▸ **WORK INSTRUCTION**: All the data should be repeated exactly. Any image in it is left out.
*** Opening of RAW DATA ***
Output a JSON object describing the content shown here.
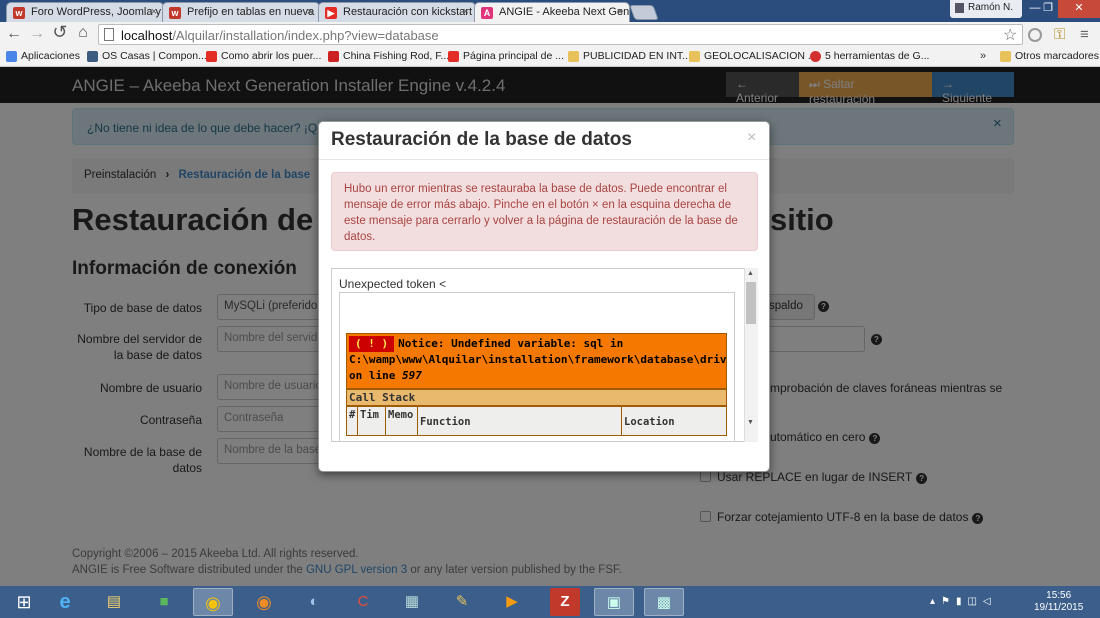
{
  "browser": {
    "tabs": [
      {
        "title": "Foro WordPress, Joomla y",
        "icon": "wordpress-icon",
        "color": "#c0392b",
        "glyph": "w"
      },
      {
        "title": "Prefijo en tablas en nueva",
        "icon": "wordpress-icon",
        "color": "#c0392b",
        "glyph": "w"
      },
      {
        "title": "Restauración con kickstart",
        "icon": "youtube-icon",
        "color": "#e52d27",
        "glyph": "▶"
      },
      {
        "title": "ANGIE - Akeeba Next Gen",
        "icon": "angie-icon",
        "color": "#e0337a",
        "glyph": "A"
      }
    ],
    "user": "Ramón N.",
    "url_host": "localhost",
    "url_path": "/Alquilar/installation/index.php?view=database",
    "bookmarks": [
      {
        "label": "Aplicaciones",
        "color": "#4a86e8"
      },
      {
        "label": "OS Casas | Compon...",
        "color": "#3d5a80"
      },
      {
        "label": "Como abrir los puer...",
        "color": "#e52d27"
      },
      {
        "label": "China Fishing Rod, F...",
        "color": "#cc2222"
      },
      {
        "label": "Página principal de ...",
        "color": "#e52d27"
      },
      {
        "label": "PUBLICIDAD EN INT...",
        "color": "#e8c15a"
      },
      {
        "label": "GEOLOCALISACION ...",
        "color": "#e8c15a"
      },
      {
        "label": "5 herramientas de G...",
        "color": "#d32f2f"
      }
    ],
    "bookmarks_more": "»",
    "other_bookmarks": "Otros marcadores"
  },
  "app": {
    "brand": "ANGIE – Akeeba Next Generation Installer Engine v.4.2.4",
    "prev": "← Anterior",
    "skip": "⏭ Saltar restauración",
    "next": "→ Siguiente",
    "info": "¿No tiene ni idea de lo que debe hacer? ¡Que",
    "info_close": "×",
    "crumb_prev": "Preinstalación",
    "crumb_active": "Restauración de la base",
    "h1_left": "Restauración de",
    "h1_right": "sitio",
    "h2": "Información de conexión",
    "fields": [
      {
        "label": "Tipo de base de datos",
        "value": "MySQLi (preferido"
      },
      {
        "label": "Nombre del servidor de la base de datos",
        "value": "Nombre del servido"
      },
      {
        "label": "Nombre de usuario",
        "value": "Nombre de usuario"
      },
      {
        "label": "Contraseña",
        "value": "Contraseña"
      },
      {
        "label": "Nombre de la base de datos",
        "value": "Nombre de la base"
      }
    ],
    "right_backup": "spaldo",
    "right_fk": "mprobación de claves foráneas mientras se",
    "right_auto": "utomático en cero",
    "right_replace": "Usar REPLACE en lugar de INSERT",
    "right_utf8": "Forzar cotejamiento UTF-8 en la base de datos",
    "footer_line1": "Copyright ©2006 – 2015 Akeeba Ltd. All rights reserved.",
    "footer_l2a": "ANGIE is Free Software distributed under the ",
    "footer_link": "GNU GPL version 3",
    "footer_l2b": " or any later version published by the FSF."
  },
  "modal": {
    "title": "Restauración de la base de datos",
    "close": "×",
    "error": "Hubo un error mientras se restauraba la base de datos. Puede encontrar el mensaje de error más abajo. Pinche en el botón × en la esquina derecha de este mensaje para cerrarlo y volver a la página de restauración de la base de datos.",
    "body_text": "Unexpected token <",
    "notice_bang": "( ! )",
    "notice_text": "Notice: Undefined variable: sql in C:\\wamp\\www\\Alquilar\\installation\\framework\\database\\driver\\mysqli.php on line ",
    "notice_line": "597",
    "callstack": "Call Stack",
    "cols": [
      "#",
      "Tim",
      "Memo",
      "Function",
      "Location"
    ]
  },
  "taskbar": {
    "time": "15:56",
    "date": "19/11/2015"
  }
}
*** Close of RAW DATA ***
▸ **EXERCISE RESPONSE**:
Output a JSON object describing the content shown here.
{
  "browser": {
    "tabs": [
      {
        "title": "Foro WordPress, Joomla y",
        "icon": "wordpress-icon",
        "color": "#c0392b",
        "glyph": "w"
      },
      {
        "title": "Prefijo en tablas en nueva",
        "icon": "wordpress-icon",
        "color": "#c0392b",
        "glyph": "w"
      },
      {
        "title": "Restauración con kickstart",
        "icon": "youtube-icon",
        "color": "#e52d27",
        "glyph": "▶"
      },
      {
        "title": "ANGIE - Akeeba Next Gen",
        "icon": "angie-icon",
        "color": "#e0337a",
        "glyph": "A"
      }
    ],
    "user": "Ramón N.",
    "url_host": "localhost",
    "url_path": "/Alquilar/installation/index.php?view=database",
    "bookmarks": [
      {
        "label": "Aplicaciones",
        "color": "#4a86e8"
      },
      {
        "label": "OS Casas | Compon...",
        "color": "#3d5a80"
      },
      {
        "label": "Como abrir los puer...",
        "color": "#e52d27"
      },
      {
        "label": "China Fishing Rod, F...",
        "color": "#cc2222"
      },
      {
        "label": "Página principal de ...",
        "color": "#e52d27"
      },
      {
        "label": "PUBLICIDAD EN INT...",
        "color": "#e8c15a"
      },
      {
        "label": "GEOLOCALISACION ...",
        "color": "#e8c15a"
      },
      {
        "label": "5 herramientas de G...",
        "color": "#d32f2f"
      }
    ],
    "bookmarks_more": "»",
    "other_bookmarks": "Otros marcadores"
  },
  "app": {
    "brand": "ANGIE – Akeeba Next Generation Installer Engine v.4.2.4",
    "prev": "← Anterior",
    "skip": "⏭ Saltar restauración",
    "next": "→ Siguiente",
    "info": "¿No tiene ni idea de lo que debe hacer? ¡Que",
    "info_close": "×",
    "crumb_prev": "Preinstalación",
    "crumb_active": "Restauración de la base",
    "h1_left": "Restauración de",
    "h1_right": "sitio",
    "h2": "Información de conexión",
    "fields": [
      {
        "label": "Tipo de base de datos",
        "value": "MySQLi (preferido"
      },
      {
        "label": "Nombre del servidor de la base de datos",
        "value": "Nombre del servido"
      },
      {
        "label": "Nombre de usuario",
        "value": "Nombre de usuario"
      },
      {
        "label": "Contraseña",
        "value": "Contraseña"
      },
      {
        "label": "Nombre de la base de datos",
        "value": "Nombre de la base"
      }
    ],
    "right_backup": "spaldo",
    "right_fk": "mprobación de claves foráneas mientras se",
    "right_auto": "utomático en cero",
    "right_replace": "Usar REPLACE en lugar de INSERT",
    "right_utf8": "Forzar cotejamiento UTF-8 en la base de datos",
    "footer_line1": "Copyright ©2006 – 2015 Akeeba Ltd. All rights reserved.",
    "footer_l2a": "ANGIE is Free Software distributed under the ",
    "footer_link": "GNU GPL version 3",
    "footer_l2b": " or any later version published by the FSF."
  },
  "modal": {
    "title": "Restauración de la base de datos",
    "close": "×",
    "error": "Hubo un error mientras se restauraba la base de datos. Puede encontrar el mensaje de error más abajo. Pinche en el botón × en la esquina derecha de este mensaje para cerrarlo y volver a la página de restauración de la base de datos.",
    "body_text": "Unexpected token <",
    "notice_bang": "( ! )",
    "notice_text": "Notice: Undefined variable: sql in C:\\wamp\\www\\Alquilar\\installation\\framework\\database\\driver\\mysqli.php on line ",
    "notice_line": "597",
    "callstack": "Call Stack",
    "cols": [
      "#",
      "Tim",
      "Memo",
      "Function",
      "Location"
    ]
  },
  "taskbar": {
    "time": "15:56",
    "date": "19/11/2015"
  }
}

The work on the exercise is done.